Post Workout Nutrition Facts

Proper nutrition intake is one of the most important factors in achieving body composition changes. The cliche saying that you cannot outwork a bad diet couldn’t be more true. However, the real question isn’t if you can outwork a bad diet, but what should your diet look like after you workout? Post-workout nutrition is an often overlooked component of exercise. Many people think if they just hit the gym, they’re going to build muscle and lose fat automatically. Unfortunately, there are many other factors that play a role in gaining results, and one of the most important factors is your post-workout nutrition.

What is the Purpose of Post-Workout Nutrition?

Your body processes different nutrients in different ways depending on your activity level. By consuming the proper nutrients after a workout will lead to an improvement in your recovery, which intern will lead to improvements in your body composition and performance. There are three major purposes to consuming the right nutrients once you are done working out:

  1. Increase protein synthesis (building new muscle)
  2. Decrease protein breakdown (damage done to your muscles during exercise)
  3. Replenish glycogen (energy stores)

When you workout at a high enough intensity, your muscle tissue breaks down at the microlevel. This is a good thing if you are trying to build muscle, as long as you are using proper post-workout nutrition to slow the tissue breakdown. The protein synthesis that is happening during your workout is significantly lower than the tissue breakdown, so if you are not slowing down the tissue breakdown, and increasing the protein synthesis, your muscles will not be able to recover as quickly or efficiently- hence leading to lesser results. The relationship between protein breakdown and protein synthesis represents the metabolic basis for muscle growth. Muscle hypertrophy, or in other words muscle growth, happens when there are enough nutrients to aid in keeping protein synthesis from lagging behind the protein breakdown.

Do Carbohydrates Count?

If you have the goal of building muscle, carbohydrates play a big role in recovery. When you workout at a high intensity, the glycogen stores within your body get depleted. These glycogen stores are what our body uses as fuel for energy. However, one of the most important roles of glycogen during post-workout is the function of enhancing the role of insulin to transport nutrients into the cells. Consuming protein after an intense workout is important, but the effects of it can be limited without consuming carbohydrates as well. This is why it is such a struggle for endurance athletes to maintain muscle mass. Once their glycogen levels get depleted, their body will start to breakdown protein faster than it can be synthesized.

The Window of Opportunity

Once your workout is over, your muscles are in a prime state to accept nutrients that will help in recovery and muscle growth.

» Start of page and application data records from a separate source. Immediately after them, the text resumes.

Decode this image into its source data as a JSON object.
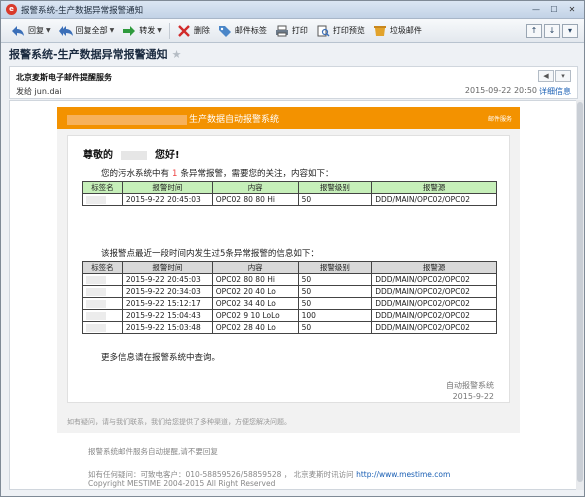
{
  "window": {
    "title": "报警系统-生产数据异常报警通知"
  },
  "toolbar": {
    "reply": "回复",
    "reply_all": "回复全部",
    "forward": "转发",
    "delete": "删除",
    "mail_tag": "邮件标签",
    "print": "打印",
    "print_preview": "打印预览",
    "junk": "垃圾邮件"
  },
  "subject": "报警系统-生产数据异常报警通知",
  "header": {
    "sender": "北京麦斯电子邮件提醒服务",
    "from": "发给 jun.dai",
    "date": "2015-09-22 20:50",
    "details": "详细信息"
  },
  "mail": {
    "header_title": "生产数据自动报警系统",
    "header_right": "邮件服务",
    "greeting_prefix": "尊敬的",
    "greeting_suffix": "您好!",
    "line1_prefix": "您的污水系统中有",
    "line1_count": "1",
    "line1_suffix": "条异常报警，需要您的关注，内容如下：",
    "line2": "该报警点最近一段时间内发生过5条异常报警的信息如下：",
    "more": "更多信息请在报警系统中查询。",
    "sig1": "自动报警系统",
    "sig2": "2015-9-22",
    "faq": "如有疑问，请与我们联系，我们给您提供了多种渠道，方便您解决问题。"
  },
  "table_headers": [
    "标签名",
    "报警时间",
    "内容",
    "报警级别",
    "报警源"
  ],
  "table1": [
    {
      "time": "2015-9-22 20:45:03",
      "content": "OPC02 80 80 Hi",
      "level": "50",
      "source": "DDD/MAIN/OPC02/OPC02"
    }
  ],
  "table2": [
    {
      "time": "2015-9-22 20:45:03",
      "content": "OPC02 80 80 Hi",
      "level": "50",
      "source": "DDD/MAIN/OPC02/OPC02"
    },
    {
      "time": "2015-9-22 20:34:03",
      "content": "OPC02 20 40 Lo",
      "level": "50",
      "source": "DDD/MAIN/OPC02/OPC02"
    },
    {
      "time": "2015-9-22 15:12:17",
      "content": "OPC02 34 40 Lo",
      "level": "50",
      "source": "DDD/MAIN/OPC02/OPC02"
    },
    {
      "time": "2015-9-22 15:04:43",
      "content": "OPC02 9 10 LoLo",
      "level": "100",
      "source": "DDD/MAIN/OPC02/OPC02"
    },
    {
      "time": "2015-9-22 15:03:48",
      "content": "OPC02 28 40 Lo",
      "level": "50",
      "source": "DDD/MAIN/OPC02/OPC02"
    }
  ],
  "footer": {
    "notice": "报警系统邮件服务自动提醒,请不要回复",
    "contact": "如有任何疑问：可致电客户：010-58859526/58859528 ， 北京麦斯时讯访问",
    "url": "http://www.mestime.com",
    "copyright": "Copyright MESTIME 2004-2015 All Right Reserved"
  },
  "colors": {
    "accent": "#f39200",
    "header_row_1": "#c6efb9",
    "header_row_2": "#d9d9d9"
  }
}
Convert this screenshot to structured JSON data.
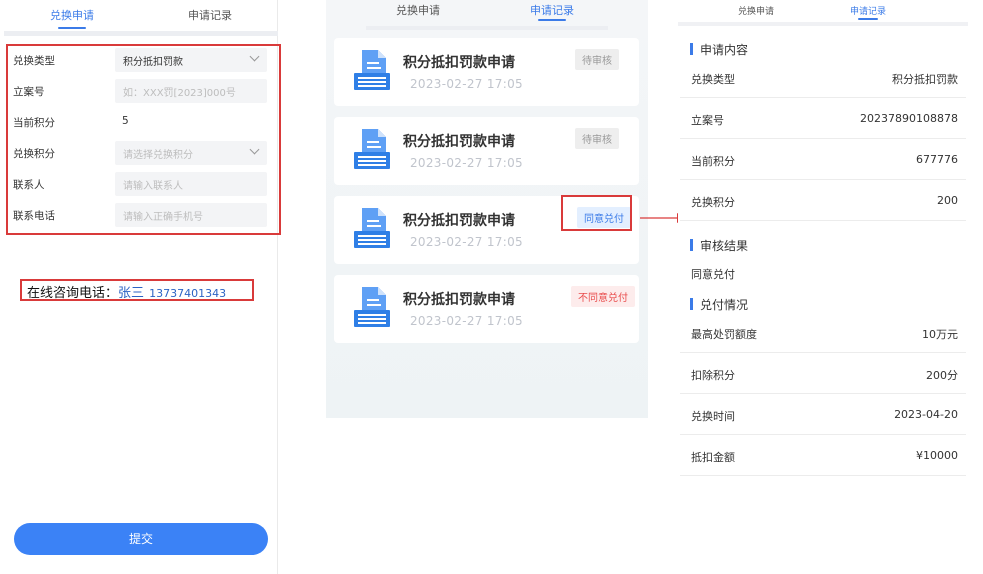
{
  "panel1": {
    "tabs": [
      "兑换申请",
      "申请记录"
    ],
    "form": {
      "type_label": "兑换类型",
      "type_value": "积分抵扣罚款",
      "case_label": "立案号",
      "case_placeholder": "如：XXX罚[2023]000号",
      "current_label": "当前积分",
      "current_value": "5",
      "exchange_label": "兑换积分",
      "exchange_placeholder": "请选择兑换积分",
      "contact_label": "联系人",
      "contact_placeholder": "请输入联系人",
      "phone_label": "联系电话",
      "phone_placeholder": "请输入正确手机号"
    },
    "consult": {
      "label": "在线咨询电话：",
      "name": "张三",
      "phone": "13737401343"
    },
    "submit_label": "提交"
  },
  "panel2": {
    "tabs": [
      "兑换申请",
      "申请记录"
    ],
    "cards": [
      {
        "title": "积分抵扣罚款申请",
        "date": "2023-02-27  17:05",
        "status": "待审核"
      },
      {
        "title": "积分抵扣罚款申请",
        "date": "2023-02-27  17:05",
        "status": "待审核"
      },
      {
        "title": "积分抵扣罚款申请",
        "date": "2023-02-27  17:05",
        "status": "同意兑付"
      },
      {
        "title": "积分抵扣罚款申请",
        "date": "2023-02-27  17:05",
        "status": "不同意兑付"
      }
    ]
  },
  "panel3": {
    "tabs": [
      "兑换申请",
      "申请记录"
    ],
    "section_apply": "申请内容",
    "apply_rows": [
      {
        "label": "兑换类型",
        "value": "积分抵扣罚款"
      },
      {
        "label": "立案号",
        "value": "20237890108878"
      },
      {
        "label": "当前积分",
        "value": "677776"
      },
      {
        "label": "兑换积分",
        "value": "200"
      }
    ],
    "section_result": "审核结果",
    "result_text": "同意兑付",
    "section_payout": "兑付情况",
    "payout_rows": [
      {
        "label": "最高处罚额度",
        "value": "10万元"
      },
      {
        "label": "扣除积分",
        "value": "200分"
      },
      {
        "label": "兑换时间",
        "value": "2023-04-20"
      },
      {
        "label": "抵扣金额",
        "value": "¥10000"
      }
    ]
  },
  "colors": {
    "accent": "#3b7be8",
    "highlight_border": "#d93a3a",
    "reject": "#e94b4b"
  }
}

This window is referred to as the “Window of Opportunity.” This window of opportunity opens immediately after your workout and can last up to a quick two hours post-workout. Taking advantage of this window is critical to reaping the most amount of benefit from your workout. Even if you delay to the outermost edge of this window of opportunity, you can decrease glycogen storage and protein synthesis, limiting the number of gains you will get from your workout.

So What Should You Eat?

If you haven’t figured out by now, the two most important players in the recovery game are protein and carbohydrates. Eating a whole food meal is good, but even better is consuming a liquid shake immediately following your workout. This is because a whole food meal takes much more time and energy to digest, and get the nutrients to where they should be delivered. This delay in delivery also delays your recovery, which will stunt the amount of growth you will be able to achieve. Once you consume a liquid meal immediately following your workout, you can consume a whole food meal within two hours to increase the recovery from your workout. It doesn’t take much to stimulate protein synthesis and slow down protein breakdown immediately after your workout. Starting with between 30-40 grams of rapidly digesting carbohydrates, along with 15-20 grams of protein, immediately following your workout will make a major impact on how your body recovers.